(Data records for software interfaces)
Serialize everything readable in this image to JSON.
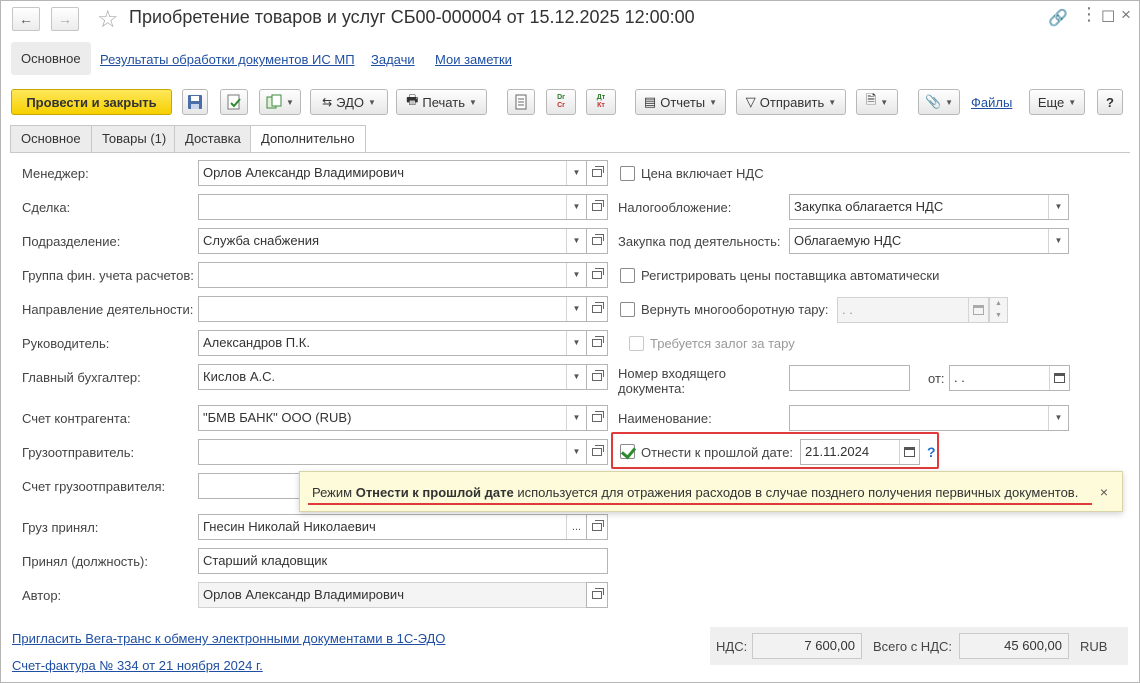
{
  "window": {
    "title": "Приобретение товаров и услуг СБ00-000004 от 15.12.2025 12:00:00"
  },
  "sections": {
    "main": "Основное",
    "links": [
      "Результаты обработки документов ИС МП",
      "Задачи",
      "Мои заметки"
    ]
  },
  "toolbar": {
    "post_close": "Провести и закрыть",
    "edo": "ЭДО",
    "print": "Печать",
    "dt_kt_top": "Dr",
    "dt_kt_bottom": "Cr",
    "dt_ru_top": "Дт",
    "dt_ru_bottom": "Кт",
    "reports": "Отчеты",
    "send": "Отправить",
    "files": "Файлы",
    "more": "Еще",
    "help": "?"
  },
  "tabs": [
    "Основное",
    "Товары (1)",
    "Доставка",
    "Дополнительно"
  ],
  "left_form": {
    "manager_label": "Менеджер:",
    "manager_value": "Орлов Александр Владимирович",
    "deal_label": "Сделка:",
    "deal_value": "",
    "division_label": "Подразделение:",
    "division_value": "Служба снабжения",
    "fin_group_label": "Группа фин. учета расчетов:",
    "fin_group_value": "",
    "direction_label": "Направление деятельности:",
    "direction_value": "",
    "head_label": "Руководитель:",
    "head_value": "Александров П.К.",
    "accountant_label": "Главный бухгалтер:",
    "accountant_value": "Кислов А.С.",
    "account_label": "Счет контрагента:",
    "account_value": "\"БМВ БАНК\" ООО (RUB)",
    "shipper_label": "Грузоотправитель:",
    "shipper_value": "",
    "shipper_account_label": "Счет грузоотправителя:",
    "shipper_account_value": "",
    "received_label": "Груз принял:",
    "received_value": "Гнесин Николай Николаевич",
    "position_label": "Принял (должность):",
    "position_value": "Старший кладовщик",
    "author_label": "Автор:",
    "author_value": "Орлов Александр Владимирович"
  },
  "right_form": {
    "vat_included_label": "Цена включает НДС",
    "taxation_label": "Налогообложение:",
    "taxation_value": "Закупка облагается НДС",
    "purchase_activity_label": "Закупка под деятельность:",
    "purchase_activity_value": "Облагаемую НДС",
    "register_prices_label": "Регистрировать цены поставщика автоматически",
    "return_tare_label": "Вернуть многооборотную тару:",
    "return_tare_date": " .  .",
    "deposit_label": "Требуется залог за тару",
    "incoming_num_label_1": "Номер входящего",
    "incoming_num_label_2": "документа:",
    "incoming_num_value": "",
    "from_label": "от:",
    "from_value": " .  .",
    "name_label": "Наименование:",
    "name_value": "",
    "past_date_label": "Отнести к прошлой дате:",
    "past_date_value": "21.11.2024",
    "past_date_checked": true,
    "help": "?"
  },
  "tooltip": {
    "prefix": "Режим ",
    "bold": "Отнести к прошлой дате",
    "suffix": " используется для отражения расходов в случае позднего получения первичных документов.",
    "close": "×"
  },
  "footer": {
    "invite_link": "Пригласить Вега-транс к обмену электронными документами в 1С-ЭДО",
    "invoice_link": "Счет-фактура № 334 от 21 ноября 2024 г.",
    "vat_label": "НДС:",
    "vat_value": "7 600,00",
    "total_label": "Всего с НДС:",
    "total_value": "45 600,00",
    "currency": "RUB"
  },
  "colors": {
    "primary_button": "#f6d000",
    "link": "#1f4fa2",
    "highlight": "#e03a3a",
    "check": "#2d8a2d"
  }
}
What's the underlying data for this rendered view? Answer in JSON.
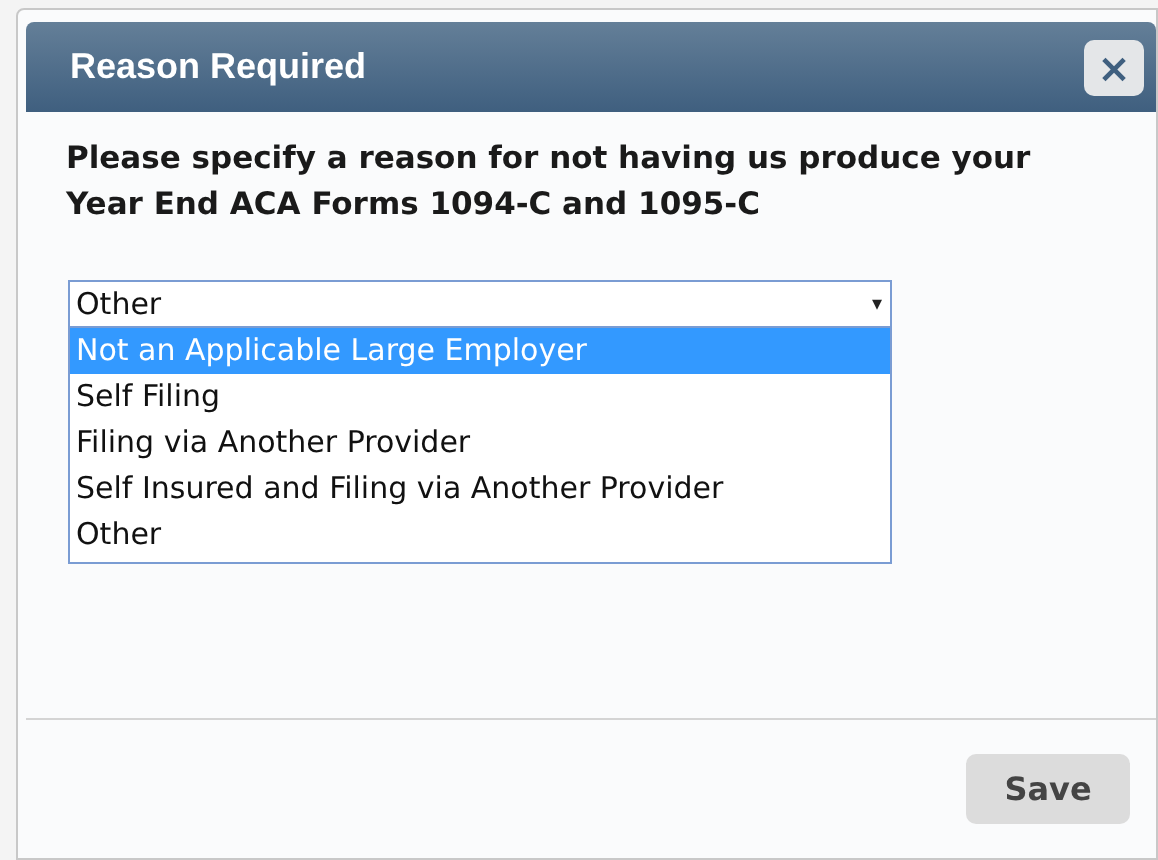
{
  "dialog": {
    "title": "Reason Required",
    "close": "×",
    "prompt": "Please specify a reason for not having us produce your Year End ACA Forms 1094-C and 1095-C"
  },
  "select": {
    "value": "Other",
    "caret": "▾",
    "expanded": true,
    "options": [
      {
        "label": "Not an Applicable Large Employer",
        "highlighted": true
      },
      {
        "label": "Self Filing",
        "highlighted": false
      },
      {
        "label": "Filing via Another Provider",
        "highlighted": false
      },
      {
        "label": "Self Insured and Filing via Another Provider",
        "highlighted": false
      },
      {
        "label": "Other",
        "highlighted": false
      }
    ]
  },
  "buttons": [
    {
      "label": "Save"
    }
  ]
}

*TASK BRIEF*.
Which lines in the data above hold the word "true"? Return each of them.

*EXERCISE ANSWER*.
    "past_date_checked": true,
    "expanded": true,
        "highlighted": true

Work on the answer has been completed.